## Work item
Will you write out all the entries below exactly?
(Listed records begins)
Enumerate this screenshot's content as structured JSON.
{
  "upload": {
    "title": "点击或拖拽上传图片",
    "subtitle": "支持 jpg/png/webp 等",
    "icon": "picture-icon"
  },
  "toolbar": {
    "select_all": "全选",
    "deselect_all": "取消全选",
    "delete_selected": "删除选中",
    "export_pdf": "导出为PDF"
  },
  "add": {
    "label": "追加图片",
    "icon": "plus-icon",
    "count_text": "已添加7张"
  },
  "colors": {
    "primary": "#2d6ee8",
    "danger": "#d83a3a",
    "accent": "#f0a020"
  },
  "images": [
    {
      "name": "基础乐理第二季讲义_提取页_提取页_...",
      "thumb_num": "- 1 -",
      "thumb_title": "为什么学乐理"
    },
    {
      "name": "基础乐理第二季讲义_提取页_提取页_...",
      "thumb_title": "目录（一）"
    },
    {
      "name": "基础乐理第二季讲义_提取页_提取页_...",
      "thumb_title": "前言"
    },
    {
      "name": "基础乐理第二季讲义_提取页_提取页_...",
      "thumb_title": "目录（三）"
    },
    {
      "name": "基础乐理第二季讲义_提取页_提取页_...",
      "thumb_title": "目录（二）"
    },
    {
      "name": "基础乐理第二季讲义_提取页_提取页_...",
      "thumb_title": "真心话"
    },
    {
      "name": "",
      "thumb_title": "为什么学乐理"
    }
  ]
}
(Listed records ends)
## Finished exercise
Enumerate this screenshot's content as structured JSON.
{
  "upload": {
    "title": "点击或拖拽上传图片",
    "subtitle": "支持 jpg/png/webp 等",
    "icon": "picture-icon"
  },
  "toolbar": {
    "select_all": "全选",
    "deselect_all": "取消全选",
    "delete_selected": "删除选中",
    "export_pdf": "导出为PDF"
  },
  "add": {
    "label": "追加图片",
    "icon": "plus-icon",
    "count_text": "已添加7张"
  },
  "colors": {
    "primary": "#2d6ee8",
    "danger": "#d83a3a",
    "accent": "#f0a020"
  },
  "images": [
    {
      "name": "基础乐理第二季讲义_提取页_提取页_...",
      "thumb_num": "- 1 -",
      "thumb_title": "为什么学乐理"
    },
    {
      "name": "基础乐理第二季讲义_提取页_提取页_...",
      "thumb_title": "目录（一）"
    },
    {
      "name": "基础乐理第二季讲义_提取页_提取页_...",
      "thumb_title": "前言"
    },
    {
      "name": "基础乐理第二季讲义_提取页_提取页_...",
      "thumb_title": "目录（三）"
    },
    {
      "name": "基础乐理第二季讲义_提取页_提取页_...",
      "thumb_title": "目录（二）"
    },
    {
      "name": "基础乐理第二季讲义_提取页_提取页_...",
      "thumb_title": "真心话"
    },
    {
      "name": "",
      "thumb_title": "为什么学乐理"
    }
  ]
}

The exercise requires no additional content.